What are Inotropic agents
Inotropic agents are a group of medicines that affect the contraction of the heart muscle. Technically, inotropes can be divided into positive inotropes, which stimulate and increase the force of contraction of the heart muscle, and negative inotropes, which weaken the force of muscular contractions, decreasing how hard the heart has to work. However, clinically, if the word inotrope is used it typically refers to positive inotropes.
Inotropes are given for conditions associated with a low cardiac output (CO) (poor heart contraction), such as cardiogenic shock following a heart attack, severe heart failure, or following cardiac surgery. If left untreated, tissues become starved of oxygen, resulting in the formation of lactic acid and subsequent organ failure and death. Most positive inotropes work by increasing the release of calcium from the sarcoplasmic reticulum or increasing the influx of calcium into the heart muscle cell.
Initial monitoring of hemodynamic parameters such as cardiac output, arterial pressure, and central venous pressure is required on initiation of a positive inotrope.

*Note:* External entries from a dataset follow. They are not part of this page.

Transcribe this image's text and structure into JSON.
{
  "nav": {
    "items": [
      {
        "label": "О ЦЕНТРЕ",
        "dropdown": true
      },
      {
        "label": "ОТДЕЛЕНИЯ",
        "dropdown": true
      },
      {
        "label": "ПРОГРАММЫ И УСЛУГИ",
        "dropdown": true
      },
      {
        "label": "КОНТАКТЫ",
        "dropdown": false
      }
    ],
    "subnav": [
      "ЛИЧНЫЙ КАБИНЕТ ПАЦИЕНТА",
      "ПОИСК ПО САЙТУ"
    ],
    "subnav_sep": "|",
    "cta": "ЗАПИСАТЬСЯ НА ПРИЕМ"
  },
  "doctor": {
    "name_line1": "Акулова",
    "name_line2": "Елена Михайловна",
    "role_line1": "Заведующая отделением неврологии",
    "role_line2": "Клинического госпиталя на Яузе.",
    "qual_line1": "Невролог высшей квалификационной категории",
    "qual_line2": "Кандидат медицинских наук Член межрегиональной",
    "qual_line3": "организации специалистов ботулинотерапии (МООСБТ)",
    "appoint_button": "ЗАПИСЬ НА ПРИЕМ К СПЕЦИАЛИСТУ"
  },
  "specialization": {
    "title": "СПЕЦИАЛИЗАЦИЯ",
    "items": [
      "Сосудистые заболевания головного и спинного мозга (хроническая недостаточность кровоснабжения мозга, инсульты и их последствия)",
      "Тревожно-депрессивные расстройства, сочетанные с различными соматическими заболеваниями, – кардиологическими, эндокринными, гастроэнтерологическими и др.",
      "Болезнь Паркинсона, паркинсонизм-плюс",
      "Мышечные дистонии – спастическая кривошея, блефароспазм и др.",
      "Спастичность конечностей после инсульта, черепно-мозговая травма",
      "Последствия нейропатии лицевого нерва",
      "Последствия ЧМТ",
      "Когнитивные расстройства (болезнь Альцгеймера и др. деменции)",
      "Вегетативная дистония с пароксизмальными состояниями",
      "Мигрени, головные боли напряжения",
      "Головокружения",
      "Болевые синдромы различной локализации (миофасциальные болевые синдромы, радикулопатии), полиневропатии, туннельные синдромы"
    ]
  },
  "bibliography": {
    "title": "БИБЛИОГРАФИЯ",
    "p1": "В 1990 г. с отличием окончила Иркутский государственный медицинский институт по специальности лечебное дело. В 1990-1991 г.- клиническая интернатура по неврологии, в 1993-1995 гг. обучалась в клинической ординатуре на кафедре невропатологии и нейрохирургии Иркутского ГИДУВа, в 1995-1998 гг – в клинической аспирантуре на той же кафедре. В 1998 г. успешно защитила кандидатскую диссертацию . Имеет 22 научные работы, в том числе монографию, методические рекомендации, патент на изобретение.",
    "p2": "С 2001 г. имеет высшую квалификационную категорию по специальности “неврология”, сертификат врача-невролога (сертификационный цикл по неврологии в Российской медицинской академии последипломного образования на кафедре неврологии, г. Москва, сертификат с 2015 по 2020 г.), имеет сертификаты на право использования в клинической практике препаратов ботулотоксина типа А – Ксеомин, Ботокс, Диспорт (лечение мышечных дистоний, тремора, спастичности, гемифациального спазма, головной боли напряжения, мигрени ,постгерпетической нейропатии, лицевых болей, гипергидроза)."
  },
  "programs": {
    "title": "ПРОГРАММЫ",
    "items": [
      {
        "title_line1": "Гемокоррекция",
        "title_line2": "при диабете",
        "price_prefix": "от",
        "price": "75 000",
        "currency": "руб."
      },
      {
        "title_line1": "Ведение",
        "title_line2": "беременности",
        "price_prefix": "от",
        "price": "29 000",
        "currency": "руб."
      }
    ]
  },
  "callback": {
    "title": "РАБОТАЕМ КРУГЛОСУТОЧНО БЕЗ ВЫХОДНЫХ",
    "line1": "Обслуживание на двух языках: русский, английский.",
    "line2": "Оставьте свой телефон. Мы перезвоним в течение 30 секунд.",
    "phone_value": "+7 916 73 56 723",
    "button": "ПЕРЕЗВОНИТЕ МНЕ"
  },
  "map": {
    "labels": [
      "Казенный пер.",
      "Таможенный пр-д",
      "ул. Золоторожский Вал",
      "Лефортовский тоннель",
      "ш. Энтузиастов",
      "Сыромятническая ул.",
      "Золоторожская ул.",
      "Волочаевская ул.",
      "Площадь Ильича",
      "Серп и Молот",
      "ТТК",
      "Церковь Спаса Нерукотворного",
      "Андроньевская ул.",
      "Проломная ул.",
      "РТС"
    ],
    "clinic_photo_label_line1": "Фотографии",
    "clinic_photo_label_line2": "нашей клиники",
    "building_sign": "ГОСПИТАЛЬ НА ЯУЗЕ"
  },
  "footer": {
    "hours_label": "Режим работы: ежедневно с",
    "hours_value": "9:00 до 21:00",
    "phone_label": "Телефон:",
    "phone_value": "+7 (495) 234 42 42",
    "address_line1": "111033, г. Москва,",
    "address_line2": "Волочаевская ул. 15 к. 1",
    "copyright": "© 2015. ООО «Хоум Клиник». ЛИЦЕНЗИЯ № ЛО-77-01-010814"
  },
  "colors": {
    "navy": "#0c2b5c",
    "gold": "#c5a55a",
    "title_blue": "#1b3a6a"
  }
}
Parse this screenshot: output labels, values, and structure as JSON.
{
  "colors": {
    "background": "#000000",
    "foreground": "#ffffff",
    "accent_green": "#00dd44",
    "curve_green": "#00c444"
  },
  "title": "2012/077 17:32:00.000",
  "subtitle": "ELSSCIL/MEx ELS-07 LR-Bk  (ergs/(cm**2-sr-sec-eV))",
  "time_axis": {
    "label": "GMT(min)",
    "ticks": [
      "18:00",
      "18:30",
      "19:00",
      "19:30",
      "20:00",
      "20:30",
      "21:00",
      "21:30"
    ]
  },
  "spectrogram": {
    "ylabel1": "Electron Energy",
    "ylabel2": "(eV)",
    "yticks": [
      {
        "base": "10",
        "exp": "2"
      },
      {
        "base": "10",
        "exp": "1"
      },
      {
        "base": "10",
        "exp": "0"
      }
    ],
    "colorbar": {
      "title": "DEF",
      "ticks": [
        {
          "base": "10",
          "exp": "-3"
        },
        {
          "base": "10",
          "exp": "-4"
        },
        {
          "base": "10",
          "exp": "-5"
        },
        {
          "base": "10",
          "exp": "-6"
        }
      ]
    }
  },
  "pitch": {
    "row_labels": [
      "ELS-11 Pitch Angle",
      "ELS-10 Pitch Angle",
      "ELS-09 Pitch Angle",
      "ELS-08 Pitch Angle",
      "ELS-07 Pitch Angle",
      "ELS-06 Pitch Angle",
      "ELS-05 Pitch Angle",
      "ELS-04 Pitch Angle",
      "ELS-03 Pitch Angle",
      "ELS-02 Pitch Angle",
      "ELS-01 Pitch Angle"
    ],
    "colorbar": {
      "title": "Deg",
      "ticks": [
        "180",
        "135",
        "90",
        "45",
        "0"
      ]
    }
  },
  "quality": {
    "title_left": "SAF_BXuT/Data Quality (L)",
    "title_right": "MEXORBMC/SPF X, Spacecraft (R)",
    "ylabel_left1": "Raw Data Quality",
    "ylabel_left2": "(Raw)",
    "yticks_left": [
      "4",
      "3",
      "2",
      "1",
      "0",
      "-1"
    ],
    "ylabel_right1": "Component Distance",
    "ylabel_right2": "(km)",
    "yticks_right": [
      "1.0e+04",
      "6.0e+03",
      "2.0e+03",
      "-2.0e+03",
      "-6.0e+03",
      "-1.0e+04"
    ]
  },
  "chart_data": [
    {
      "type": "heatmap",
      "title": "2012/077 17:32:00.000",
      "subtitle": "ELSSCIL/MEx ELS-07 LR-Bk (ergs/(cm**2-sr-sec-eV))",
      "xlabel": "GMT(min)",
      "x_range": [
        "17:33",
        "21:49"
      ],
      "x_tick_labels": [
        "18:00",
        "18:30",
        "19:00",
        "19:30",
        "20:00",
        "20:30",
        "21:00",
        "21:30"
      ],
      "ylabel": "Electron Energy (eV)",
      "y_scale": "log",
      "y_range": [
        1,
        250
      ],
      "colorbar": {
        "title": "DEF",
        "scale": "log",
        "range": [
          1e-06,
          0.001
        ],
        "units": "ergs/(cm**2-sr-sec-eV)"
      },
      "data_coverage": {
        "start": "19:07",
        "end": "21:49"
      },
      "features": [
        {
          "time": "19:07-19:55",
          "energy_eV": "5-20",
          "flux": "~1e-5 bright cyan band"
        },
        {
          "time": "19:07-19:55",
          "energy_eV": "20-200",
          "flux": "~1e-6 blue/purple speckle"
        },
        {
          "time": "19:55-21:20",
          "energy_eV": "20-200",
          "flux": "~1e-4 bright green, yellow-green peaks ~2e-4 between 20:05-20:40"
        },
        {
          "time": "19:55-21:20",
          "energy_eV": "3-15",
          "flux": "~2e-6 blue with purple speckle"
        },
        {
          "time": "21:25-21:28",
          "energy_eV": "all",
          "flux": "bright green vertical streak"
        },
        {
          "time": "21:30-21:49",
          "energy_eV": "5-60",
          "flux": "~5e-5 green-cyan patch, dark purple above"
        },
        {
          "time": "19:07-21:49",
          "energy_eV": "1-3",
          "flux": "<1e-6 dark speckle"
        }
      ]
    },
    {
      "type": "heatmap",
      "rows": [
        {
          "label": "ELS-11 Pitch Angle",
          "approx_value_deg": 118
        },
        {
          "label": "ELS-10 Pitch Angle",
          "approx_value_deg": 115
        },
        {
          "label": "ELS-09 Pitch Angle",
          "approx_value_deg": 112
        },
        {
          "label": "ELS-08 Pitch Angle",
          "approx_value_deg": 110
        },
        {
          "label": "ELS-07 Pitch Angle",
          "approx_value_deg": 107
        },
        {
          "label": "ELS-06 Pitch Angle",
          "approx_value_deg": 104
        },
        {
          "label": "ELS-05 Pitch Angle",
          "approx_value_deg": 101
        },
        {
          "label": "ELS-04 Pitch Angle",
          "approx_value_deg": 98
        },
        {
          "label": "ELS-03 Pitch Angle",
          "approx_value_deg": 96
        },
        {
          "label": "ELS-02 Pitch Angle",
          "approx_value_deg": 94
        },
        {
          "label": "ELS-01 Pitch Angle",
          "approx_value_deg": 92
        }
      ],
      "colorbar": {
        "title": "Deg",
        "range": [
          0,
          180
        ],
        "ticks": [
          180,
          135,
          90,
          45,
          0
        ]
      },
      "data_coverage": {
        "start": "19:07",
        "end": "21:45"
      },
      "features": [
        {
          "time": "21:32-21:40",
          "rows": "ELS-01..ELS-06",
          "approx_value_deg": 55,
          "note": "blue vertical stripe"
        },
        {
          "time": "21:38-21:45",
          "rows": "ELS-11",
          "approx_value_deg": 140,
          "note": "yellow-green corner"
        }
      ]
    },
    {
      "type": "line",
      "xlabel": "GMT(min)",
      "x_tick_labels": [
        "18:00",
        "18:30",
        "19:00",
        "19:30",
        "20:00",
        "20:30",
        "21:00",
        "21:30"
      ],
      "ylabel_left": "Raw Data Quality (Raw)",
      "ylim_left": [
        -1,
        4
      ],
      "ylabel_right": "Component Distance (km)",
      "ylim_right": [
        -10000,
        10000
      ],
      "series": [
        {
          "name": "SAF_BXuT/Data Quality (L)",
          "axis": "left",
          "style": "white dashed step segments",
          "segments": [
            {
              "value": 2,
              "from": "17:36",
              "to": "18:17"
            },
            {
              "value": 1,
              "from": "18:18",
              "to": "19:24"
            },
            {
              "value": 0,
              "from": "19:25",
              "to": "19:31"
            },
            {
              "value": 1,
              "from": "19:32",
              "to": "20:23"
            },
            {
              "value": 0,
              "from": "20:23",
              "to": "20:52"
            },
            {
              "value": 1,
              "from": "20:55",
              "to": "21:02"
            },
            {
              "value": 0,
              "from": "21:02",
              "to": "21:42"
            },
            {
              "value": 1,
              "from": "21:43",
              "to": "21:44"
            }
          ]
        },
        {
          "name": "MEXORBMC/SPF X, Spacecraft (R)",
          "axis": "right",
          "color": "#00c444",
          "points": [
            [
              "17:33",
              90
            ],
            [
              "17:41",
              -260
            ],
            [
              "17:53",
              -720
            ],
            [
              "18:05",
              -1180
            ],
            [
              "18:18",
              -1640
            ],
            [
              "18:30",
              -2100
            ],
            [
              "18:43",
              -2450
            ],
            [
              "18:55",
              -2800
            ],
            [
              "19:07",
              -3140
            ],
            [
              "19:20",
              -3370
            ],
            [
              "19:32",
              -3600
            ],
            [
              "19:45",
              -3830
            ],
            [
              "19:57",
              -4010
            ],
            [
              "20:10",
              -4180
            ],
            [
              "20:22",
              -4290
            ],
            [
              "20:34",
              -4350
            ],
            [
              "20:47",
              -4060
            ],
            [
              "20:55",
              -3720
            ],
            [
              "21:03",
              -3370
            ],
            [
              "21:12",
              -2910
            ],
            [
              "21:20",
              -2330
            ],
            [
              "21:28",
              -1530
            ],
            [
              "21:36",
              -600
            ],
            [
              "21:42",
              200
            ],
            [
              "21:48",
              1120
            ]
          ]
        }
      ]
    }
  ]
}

Preference for one inotrope over another has not been established.
List of Inotropic agents:
|Drug Name ( View by: Brand | Generic )||Reviews||Ratings|
|digoxin systemic (Pro, More...)
|dobutamine systemic (Pro, More...)
|dopamine systemic (Pro, More...)
|inamrinone systemic (Pro, More...)
|milrinone systemic (Pro, More...)
Medical conditions associated with inotropic agents: